## Records for this exercise

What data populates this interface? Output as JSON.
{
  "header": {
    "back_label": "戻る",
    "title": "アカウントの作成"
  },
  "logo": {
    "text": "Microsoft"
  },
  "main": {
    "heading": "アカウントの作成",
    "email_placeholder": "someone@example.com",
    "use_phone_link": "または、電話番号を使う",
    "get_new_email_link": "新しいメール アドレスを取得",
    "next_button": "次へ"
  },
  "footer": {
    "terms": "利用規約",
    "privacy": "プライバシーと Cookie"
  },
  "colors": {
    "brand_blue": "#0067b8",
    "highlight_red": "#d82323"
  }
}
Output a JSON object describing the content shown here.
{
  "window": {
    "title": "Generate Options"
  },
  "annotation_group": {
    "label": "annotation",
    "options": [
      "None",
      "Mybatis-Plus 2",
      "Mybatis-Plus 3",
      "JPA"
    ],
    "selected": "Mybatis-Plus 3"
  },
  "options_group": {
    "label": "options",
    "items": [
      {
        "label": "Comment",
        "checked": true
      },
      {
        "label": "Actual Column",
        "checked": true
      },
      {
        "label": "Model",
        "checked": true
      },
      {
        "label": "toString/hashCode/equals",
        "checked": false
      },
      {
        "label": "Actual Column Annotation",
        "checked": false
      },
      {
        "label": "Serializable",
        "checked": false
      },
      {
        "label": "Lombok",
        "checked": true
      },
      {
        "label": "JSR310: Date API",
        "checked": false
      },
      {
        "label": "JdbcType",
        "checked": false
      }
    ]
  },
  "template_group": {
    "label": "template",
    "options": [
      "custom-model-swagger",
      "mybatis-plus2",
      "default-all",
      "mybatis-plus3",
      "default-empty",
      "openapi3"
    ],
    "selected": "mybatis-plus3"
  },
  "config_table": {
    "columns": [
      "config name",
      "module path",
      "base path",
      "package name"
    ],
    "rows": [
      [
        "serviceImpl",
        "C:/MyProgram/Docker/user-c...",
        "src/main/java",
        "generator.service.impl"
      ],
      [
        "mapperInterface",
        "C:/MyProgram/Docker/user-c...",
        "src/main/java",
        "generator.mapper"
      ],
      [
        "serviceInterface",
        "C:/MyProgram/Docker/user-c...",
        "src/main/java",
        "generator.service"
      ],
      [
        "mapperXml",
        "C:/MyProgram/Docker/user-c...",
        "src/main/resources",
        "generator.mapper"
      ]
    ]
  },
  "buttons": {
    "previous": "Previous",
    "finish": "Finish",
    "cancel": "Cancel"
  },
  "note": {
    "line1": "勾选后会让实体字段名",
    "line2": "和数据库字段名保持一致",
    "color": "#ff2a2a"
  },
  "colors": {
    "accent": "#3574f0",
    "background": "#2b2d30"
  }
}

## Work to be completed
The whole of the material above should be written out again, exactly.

## Task solution
What data populates this interface? Output as JSON.
{
  "header": {
    "back_label": "戻る",
    "title": "アカウントの作成"
  },
  "logo": {
    "text": "Microsoft"
  },
  "main": {
    "heading": "アカウントの作成",
    "email_placeholder": "someone@example.com",
    "use_phone_link": "または、電話番号を使う",
    "get_new_email_link": "新しいメール アドレスを取得",
    "next_button": "次へ"
  },
  "footer": {
    "terms": "利用規約",
    "privacy": "プライバシーと Cookie"
  },
  "colors": {
    "brand_blue": "#0067b8",
    "highlight_red": "#d82323"
  }
}
Output a JSON object describing the content shown here.
{
  "window": {
    "title": "Generate Options"
  },
  "annotation_group": {
    "label": "annotation",
    "options": [
      "None",
      "Mybatis-Plus 2",
      "Mybatis-Plus 3",
      "JPA"
    ],
    "selected": "Mybatis-Plus 3"
  },
  "options_group": {
    "label": "options",
    "items": [
      {
        "label": "Comment",
        "checked": true
      },
      {
        "label": "Actual Column",
        "checked": true
      },
      {
        "label": "Model",
        "checked": true
      },
      {
        "label": "toString/hashCode/equals",
        "checked": false
      },
      {
        "label": "Actual Column Annotation",
        "checked": false
      },
      {
        "label": "Serializable",
        "checked": false
      },
      {
        "label": "Lombok",
        "checked": true
      },
      {
        "label": "JSR310: Date API",
        "checked": false
      },
      {
        "label": "JdbcType",
        "checked": false
      }
    ]
  },
  "template_group": {
    "label": "template",
    "options": [
      "custom-model-swagger",
      "mybatis-plus2",
      "default-all",
      "mybatis-plus3",
      "default-empty",
      "openapi3"
    ],
    "selected": "mybatis-plus3"
  },
  "config_table": {
    "columns": [
      "config name",
      "module path",
      "base path",
      "package name"
    ],
    "rows": [
      [
        "serviceImpl",
        "C:/MyProgram/Docker/user-c...",
        "src/main/java",
        "generator.service.impl"
      ],
      [
        "mapperInterface",
        "C:/MyProgram/Docker/user-c...",
        "src/main/java",
        "generator.mapper"
      ],
      [
        "serviceInterface",
        "C:/MyProgram/Docker/user-c...",
        "src/main/java",
        "generator.service"
      ],
      [
        "mapperXml",
        "C:/MyProgram/Docker/user-c...",
        "src/main/resources",
        "generator.mapper"
      ]
    ]
  },
  "buttons": {
    "previous": "Previous",
    "finish": "Finish",
    "cancel": "Cancel"
  },
  "note": {
    "line1": "勾选后会让实体字段名",
    "line2": "和数据库字段名保持一致",
    "color": "#ff2a2a"
  },
  "colors": {
    "accent": "#3574f0",
    "background": "#2b2d30"
  }
}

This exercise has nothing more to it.